Segment Open

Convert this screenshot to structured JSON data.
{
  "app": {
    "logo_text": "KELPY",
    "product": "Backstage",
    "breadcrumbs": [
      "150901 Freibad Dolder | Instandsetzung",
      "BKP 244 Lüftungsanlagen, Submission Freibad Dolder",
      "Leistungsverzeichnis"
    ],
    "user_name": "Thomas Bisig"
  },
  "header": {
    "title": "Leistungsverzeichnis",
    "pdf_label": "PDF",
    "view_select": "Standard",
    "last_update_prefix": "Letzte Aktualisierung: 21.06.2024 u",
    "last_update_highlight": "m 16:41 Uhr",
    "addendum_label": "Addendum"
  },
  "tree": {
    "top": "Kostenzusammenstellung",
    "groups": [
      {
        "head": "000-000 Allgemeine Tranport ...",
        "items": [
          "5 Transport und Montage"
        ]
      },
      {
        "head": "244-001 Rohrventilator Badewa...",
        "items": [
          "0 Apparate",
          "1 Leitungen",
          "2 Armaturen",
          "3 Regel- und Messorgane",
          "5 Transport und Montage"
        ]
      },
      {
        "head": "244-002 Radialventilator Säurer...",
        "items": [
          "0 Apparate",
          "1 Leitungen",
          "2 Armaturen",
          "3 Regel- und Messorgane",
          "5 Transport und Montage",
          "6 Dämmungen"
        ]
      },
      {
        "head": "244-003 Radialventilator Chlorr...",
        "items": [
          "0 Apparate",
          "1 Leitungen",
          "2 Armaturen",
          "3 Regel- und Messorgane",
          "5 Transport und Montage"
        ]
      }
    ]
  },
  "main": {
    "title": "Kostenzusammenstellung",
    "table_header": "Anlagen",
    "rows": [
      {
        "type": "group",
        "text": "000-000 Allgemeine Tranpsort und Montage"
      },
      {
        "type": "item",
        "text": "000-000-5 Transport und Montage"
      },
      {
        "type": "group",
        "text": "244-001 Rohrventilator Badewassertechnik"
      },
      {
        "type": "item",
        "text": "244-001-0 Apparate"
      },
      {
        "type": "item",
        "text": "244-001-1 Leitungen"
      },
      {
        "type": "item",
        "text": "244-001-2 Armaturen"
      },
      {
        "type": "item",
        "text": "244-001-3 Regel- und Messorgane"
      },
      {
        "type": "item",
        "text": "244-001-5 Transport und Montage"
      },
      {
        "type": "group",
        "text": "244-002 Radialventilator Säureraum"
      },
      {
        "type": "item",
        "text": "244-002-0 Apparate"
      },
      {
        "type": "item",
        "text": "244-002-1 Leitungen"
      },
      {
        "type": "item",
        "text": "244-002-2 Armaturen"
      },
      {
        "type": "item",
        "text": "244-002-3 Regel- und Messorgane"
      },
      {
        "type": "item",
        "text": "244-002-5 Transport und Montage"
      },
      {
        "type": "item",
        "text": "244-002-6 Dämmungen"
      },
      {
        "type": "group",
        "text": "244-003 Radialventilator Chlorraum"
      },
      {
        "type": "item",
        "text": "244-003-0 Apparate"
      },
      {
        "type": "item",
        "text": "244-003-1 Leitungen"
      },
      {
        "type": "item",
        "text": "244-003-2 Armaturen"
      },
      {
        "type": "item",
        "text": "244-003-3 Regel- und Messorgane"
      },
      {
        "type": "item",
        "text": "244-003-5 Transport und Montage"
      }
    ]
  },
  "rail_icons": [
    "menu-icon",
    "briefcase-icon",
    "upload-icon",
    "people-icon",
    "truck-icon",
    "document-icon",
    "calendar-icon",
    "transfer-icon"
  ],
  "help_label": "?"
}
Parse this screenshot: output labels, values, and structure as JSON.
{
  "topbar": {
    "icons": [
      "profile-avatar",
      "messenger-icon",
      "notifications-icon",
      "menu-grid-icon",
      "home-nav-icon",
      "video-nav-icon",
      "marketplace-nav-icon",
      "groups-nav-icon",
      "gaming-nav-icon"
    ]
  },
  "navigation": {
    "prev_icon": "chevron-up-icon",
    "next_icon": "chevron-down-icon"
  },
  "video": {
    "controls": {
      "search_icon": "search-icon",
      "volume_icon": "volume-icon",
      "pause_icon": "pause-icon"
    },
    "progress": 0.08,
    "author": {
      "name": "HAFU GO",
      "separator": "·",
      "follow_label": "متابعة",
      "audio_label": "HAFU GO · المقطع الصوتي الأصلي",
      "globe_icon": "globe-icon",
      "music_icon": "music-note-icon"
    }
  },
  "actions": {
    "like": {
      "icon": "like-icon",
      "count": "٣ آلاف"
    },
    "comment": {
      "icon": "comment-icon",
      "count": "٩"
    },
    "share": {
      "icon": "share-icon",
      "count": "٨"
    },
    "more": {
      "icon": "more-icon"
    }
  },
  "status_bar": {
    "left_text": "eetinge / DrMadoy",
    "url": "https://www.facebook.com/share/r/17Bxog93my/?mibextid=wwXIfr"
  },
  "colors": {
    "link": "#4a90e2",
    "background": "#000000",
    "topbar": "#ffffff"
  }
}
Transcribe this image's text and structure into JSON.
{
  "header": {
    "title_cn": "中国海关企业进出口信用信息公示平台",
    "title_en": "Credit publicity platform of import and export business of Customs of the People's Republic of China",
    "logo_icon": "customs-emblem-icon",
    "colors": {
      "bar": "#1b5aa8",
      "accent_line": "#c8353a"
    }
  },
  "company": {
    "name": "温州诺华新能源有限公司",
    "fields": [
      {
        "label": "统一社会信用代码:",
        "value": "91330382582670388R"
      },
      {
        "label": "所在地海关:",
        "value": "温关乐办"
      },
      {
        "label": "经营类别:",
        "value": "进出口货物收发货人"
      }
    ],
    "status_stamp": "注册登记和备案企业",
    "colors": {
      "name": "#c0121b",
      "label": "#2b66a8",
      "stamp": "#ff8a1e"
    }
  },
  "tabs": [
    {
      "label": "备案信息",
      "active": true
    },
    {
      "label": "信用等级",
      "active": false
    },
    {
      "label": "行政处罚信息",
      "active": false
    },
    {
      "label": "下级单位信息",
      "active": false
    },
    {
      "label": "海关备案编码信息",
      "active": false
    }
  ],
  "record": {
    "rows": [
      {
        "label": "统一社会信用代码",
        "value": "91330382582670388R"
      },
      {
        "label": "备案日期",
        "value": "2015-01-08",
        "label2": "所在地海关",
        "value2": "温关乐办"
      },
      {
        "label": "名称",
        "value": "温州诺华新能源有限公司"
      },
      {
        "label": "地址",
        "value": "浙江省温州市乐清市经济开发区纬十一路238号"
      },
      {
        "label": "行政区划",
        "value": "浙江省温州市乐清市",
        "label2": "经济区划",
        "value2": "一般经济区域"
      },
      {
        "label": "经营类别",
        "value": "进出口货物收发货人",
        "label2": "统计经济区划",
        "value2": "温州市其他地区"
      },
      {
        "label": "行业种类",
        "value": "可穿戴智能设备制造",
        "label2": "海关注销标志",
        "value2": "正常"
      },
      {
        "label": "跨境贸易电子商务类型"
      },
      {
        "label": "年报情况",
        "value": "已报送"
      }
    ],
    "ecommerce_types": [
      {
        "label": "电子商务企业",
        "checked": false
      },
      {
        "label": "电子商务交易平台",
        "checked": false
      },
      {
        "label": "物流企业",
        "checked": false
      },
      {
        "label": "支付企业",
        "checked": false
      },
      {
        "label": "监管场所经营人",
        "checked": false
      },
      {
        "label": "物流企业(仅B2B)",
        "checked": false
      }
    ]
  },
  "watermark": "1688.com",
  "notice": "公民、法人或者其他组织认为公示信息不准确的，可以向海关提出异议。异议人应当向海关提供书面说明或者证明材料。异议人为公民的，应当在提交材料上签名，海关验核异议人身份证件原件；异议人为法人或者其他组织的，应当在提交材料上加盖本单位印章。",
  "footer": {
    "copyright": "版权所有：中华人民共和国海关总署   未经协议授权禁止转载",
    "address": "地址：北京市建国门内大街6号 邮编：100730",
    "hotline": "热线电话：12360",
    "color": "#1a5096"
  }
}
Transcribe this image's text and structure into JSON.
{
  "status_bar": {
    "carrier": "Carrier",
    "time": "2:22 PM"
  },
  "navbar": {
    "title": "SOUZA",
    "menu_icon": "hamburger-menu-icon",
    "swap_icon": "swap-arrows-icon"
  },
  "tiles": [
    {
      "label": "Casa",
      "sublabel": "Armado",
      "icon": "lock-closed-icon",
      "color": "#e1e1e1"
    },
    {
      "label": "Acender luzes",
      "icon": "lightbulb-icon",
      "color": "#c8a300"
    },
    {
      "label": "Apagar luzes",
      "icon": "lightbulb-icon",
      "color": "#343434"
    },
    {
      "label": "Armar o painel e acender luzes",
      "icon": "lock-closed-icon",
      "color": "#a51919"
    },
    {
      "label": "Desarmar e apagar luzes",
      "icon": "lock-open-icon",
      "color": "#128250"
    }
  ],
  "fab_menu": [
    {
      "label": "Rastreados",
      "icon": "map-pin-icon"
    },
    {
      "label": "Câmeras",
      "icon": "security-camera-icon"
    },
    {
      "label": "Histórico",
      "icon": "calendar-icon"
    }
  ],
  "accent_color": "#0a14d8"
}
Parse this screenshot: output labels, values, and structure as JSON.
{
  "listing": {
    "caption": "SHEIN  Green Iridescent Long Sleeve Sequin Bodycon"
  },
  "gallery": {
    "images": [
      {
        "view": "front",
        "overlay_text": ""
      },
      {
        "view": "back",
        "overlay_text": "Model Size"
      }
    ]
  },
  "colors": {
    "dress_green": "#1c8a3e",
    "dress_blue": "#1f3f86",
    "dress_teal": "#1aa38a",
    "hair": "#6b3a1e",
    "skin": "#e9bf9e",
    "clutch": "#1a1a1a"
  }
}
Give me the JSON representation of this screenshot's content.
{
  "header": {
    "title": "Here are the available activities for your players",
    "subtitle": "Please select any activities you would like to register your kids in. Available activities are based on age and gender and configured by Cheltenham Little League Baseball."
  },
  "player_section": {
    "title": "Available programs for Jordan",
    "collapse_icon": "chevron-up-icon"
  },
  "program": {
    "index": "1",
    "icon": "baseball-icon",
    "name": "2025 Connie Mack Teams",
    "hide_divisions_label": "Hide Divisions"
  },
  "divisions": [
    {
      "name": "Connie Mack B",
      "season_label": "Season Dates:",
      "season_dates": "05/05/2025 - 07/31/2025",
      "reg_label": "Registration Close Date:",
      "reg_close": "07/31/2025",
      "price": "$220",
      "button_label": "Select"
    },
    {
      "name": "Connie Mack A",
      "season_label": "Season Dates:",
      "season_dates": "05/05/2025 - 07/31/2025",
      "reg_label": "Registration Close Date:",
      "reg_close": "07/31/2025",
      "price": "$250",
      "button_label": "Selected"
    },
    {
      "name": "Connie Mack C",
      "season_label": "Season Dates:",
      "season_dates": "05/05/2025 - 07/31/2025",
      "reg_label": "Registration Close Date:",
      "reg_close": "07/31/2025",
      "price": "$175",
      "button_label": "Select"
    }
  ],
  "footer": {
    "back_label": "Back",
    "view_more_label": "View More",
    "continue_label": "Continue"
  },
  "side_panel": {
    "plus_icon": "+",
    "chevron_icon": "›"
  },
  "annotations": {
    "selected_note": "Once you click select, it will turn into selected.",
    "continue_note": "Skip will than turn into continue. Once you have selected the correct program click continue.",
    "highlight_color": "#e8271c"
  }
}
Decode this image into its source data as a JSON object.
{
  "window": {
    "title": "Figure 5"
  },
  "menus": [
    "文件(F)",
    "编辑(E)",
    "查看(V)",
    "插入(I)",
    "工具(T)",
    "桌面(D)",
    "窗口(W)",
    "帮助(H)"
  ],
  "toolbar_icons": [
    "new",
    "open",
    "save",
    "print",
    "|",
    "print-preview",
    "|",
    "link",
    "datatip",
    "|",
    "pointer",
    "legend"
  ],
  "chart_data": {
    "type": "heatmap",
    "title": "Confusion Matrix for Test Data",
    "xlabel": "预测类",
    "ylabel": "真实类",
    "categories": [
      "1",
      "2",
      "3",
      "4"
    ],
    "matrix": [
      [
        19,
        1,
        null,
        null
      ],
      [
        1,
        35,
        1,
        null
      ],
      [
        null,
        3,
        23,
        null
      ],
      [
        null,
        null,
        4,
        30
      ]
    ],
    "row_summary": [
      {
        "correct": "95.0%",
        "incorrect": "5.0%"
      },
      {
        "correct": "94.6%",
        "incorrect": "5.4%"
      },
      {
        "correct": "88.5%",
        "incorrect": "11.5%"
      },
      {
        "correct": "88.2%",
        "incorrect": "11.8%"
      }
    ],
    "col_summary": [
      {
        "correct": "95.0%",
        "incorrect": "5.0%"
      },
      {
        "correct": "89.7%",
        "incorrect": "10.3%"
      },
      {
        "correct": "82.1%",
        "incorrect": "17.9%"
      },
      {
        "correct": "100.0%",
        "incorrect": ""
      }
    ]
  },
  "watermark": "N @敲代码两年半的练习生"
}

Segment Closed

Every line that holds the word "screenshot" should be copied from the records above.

Convert this screenshot to structured JSON data.
Parse this screenshot: output labels, values, and structure as JSON.
Parse this screenshot: output labels, values, and structure as JSON.
Give me the JSON representation of this screenshot's content.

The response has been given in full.